Since its discovery in 2004, graphene has attracted tremendous interest due to its exceptional and advantageous physical properties [1]. However, to implement graphene as a leader material for future applications not only the challenges posed by the large scale growth need to be tackled but also a crystalline quality as comparable to mechanically exfoliated samples from graphite need to be obtained. Although, chemical vapor deposition (CVD) constitutes the mainstream among the large scale growth techniques [2], new routes still needed to be explored.

In the present study, we proposed to fabricate graphene by pulsed laser deposition (PLD) technique. PLD is a well-known technique for the deposition of amorphous carbon (a-C) such as DLC (Diamond-Like-Carbon) [3]. By ablating a graphite target, thin DLC films has been deposited by PLD under high vacuum condition either on catalytic metal (Ni, Cu) thin film or directly on the substrates (n-doped Si, fused silica) followed by a sputtered nickel metal thin capping layer. The growth process involves vacuum annealing of the ablated a-C layer and a natural cooling way. The dependence of graphene synthesis on process conditions, including the a-C thickness, temperature, setting time, and gas flow (Ar/H2) were investigated. The quality of graphene is examined through Raman analysis, UV-VIS spectroscopy and microscopic studies (AFM, SEM…). SERS applications of the PLD-based graphene layer have also been demonstrated. Our method provides a new route to produce large scale graphene with good crystalline quality and good electrical properties, which is an important step for future applications.

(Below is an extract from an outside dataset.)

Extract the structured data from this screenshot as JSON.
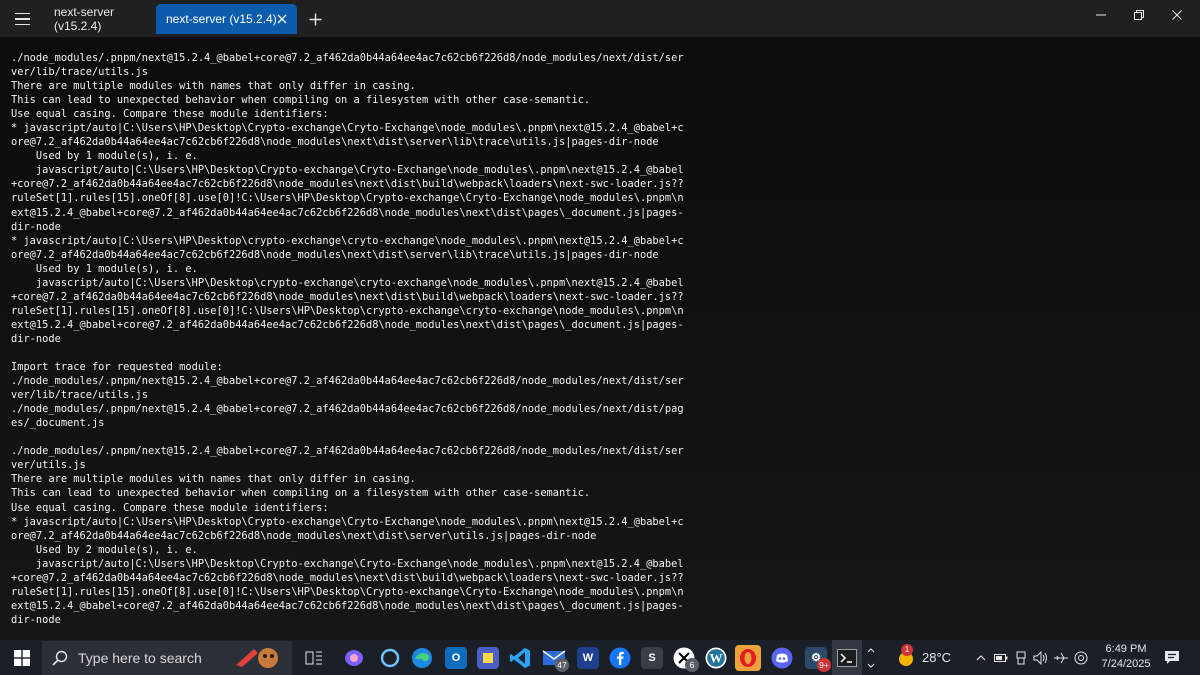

[1] C. Yan, J. H. Cho and J. –H. Ahn, Nanoscale, 4 (2012) 4870.

[2] D. R. Cooper et al., ISRN Condensed Matter Physics, D. R. Cooper, B. D’Anjou, N. Ghattamaneni, B. Harack,M. Hilke, A. Horth, N. Majlis, M. Massicotte, L. Vands-burger, E. Whiteway, et al., Volume 2012, ID 501686.(doi:10.5402/2012/501686)

[3] F. Garrelie, N. Benchikh, C. Donnet, R. Y. Fillit, J. N. Rouzaud, J. Y. Laval, and A. Pailleret, Appl. Phys. A 90 (2008) 211-217.